Like other high-Hollywood melodramas whose strength is their very baroqueness, Humoresque has been scorned by some critics as preposterous popcorn fodder. This welcome video release not only rescues the movie from late-night oblivion but proves it to be one of the most vibrantly stylish odes to classical music and romantic masochism ever filmed, an overripe treat that has you tickled in kitsch delight one moment and startled with unexpected feeling the next.
John Garfield is the ambitious Brooklyn kid who wants to be the world's greatest concert violinist (Isaac Stern dubs his fiddle licks), and Joan Crawford is the married Park Avenue snob who sponsors and snares him into a doomed romance. As a full-tilt neurotic, Crawford gives one of the few emotionally vulnerable performances of her long career: Tremulous behind chic eyeglasses, she's both heartrending and surprisingly sexy.
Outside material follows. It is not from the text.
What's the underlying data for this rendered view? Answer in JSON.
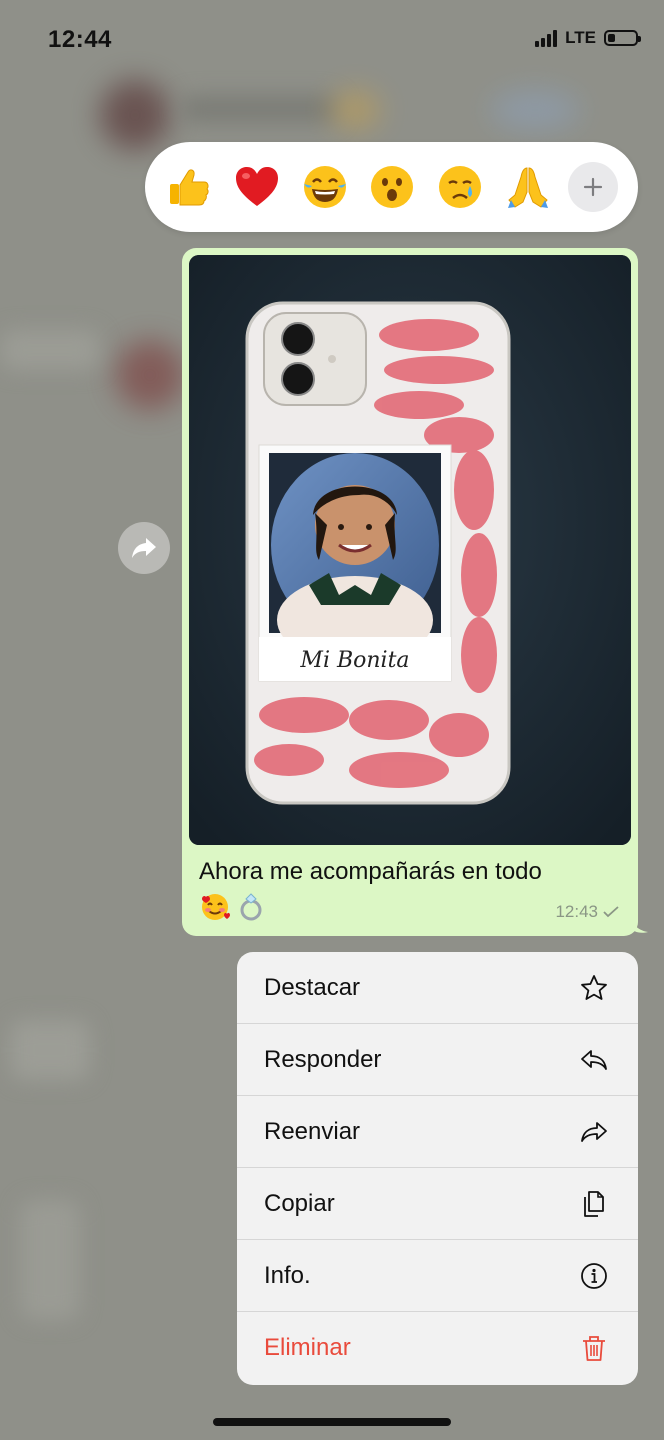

Garfield, by contrast, comes off as a humorless prig as in all good soap operas, Humoresque's ''bad girl'' is much more sympathetic than its nominal hero.
With lush black-and-white photography and a surprisingly formal visual design (the lovers' intense orbit around each other is echoed in circles, rings, and pools of light), this is director Jean Negulesco's oddest and best film an over-the-top hankie-wringer that burns its way through camp to find delirious truths. A+